If your GP tells you they're not equipped to help, you can call the Coronavirus Health Information Line or Healthline direct for advice on what to do next. The federal government has injected an extra $50 million in funding to ensure calls are answered promptly.
If you have more serious symptoms, visit your nearest hospital emergency department.
Health consults by telephone, Facetime or Skype will also be available from March 13 under Medicare for people in home isolation or quarantine who are at greater risk of developing the virus.
The federal government will also set up 100 'pop-up' respiratory clinics across the country to help doctors safely assess patients.
What about if I'm unwell, but have not travelled overseas?
If you are unwell but have not travelled overseas, authorities say don't panic -- your symptoms could also be cold or flu.

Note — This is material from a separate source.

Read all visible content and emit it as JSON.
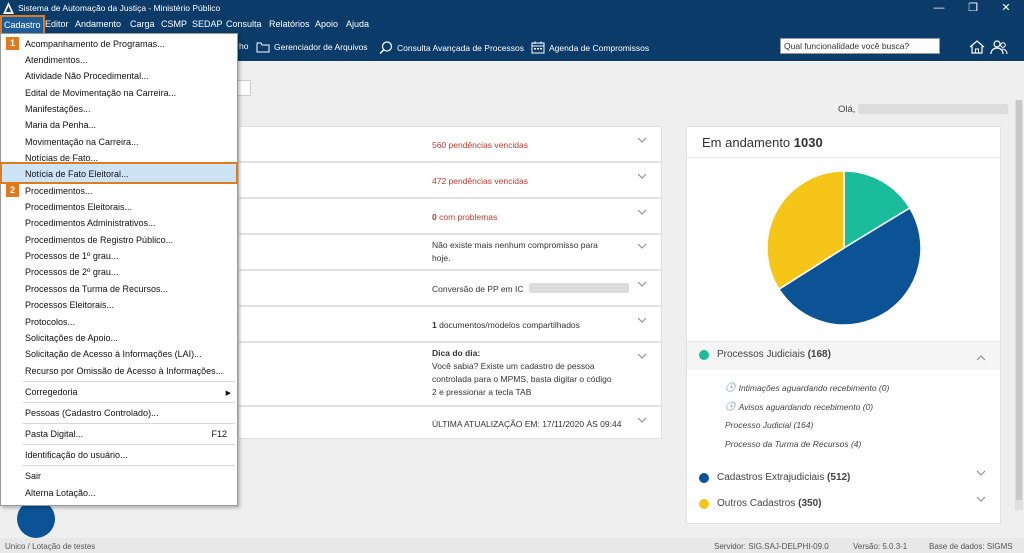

"We are not saying to people who get acute respiratory symptoms -- a cold or flu -- to go and get tested for COVID-19. We are saying that if you've come back from a returning traveller or you've been in contact with someone who has been a confirmed case, then you should be tested," Chief Medical Officer Brendan Murphy said on Wednesday.
"But other Australians do not need testing, and all they are doing is putting an unnecessary burden on the testing."
What does testing for COVID-19 look like?
Testing can be ordered by your GP, or at a hospital emergency department, and is performed in public health laboratories across Australia.
The government said its pop-clinics will be staffed by doctors and nurses who will see up to 75 people a day over a six month period.
There will now be a dedicated Medicare-funded and bulk-billed pathology test that will check for COVID-19 and the flu.
Here's a behind-the-scenes look at what the test can look like:
If you have been tested for COVID-19, you are also required to self-isolate while you wait for the results. This means you do not go to work or school or to any outings except to see a medical practitioner.
If you need to travel, you are advised to use a car and minimise public transport. If taxis, trains buses or trams cannot be avoided, you are asked to wear a mask, if available, and avoid direct contact with other passengers, drivers and staff.
What else should I do to prevent infection?
Despite case numbers continuing to grow, this advice remains the same -- and is consistent with year-round protection from other infectious diseases.
People are being urged to regularly wash their hands for at least 20 seconds, cough and sneeze into their elbow, and avoid touching their face.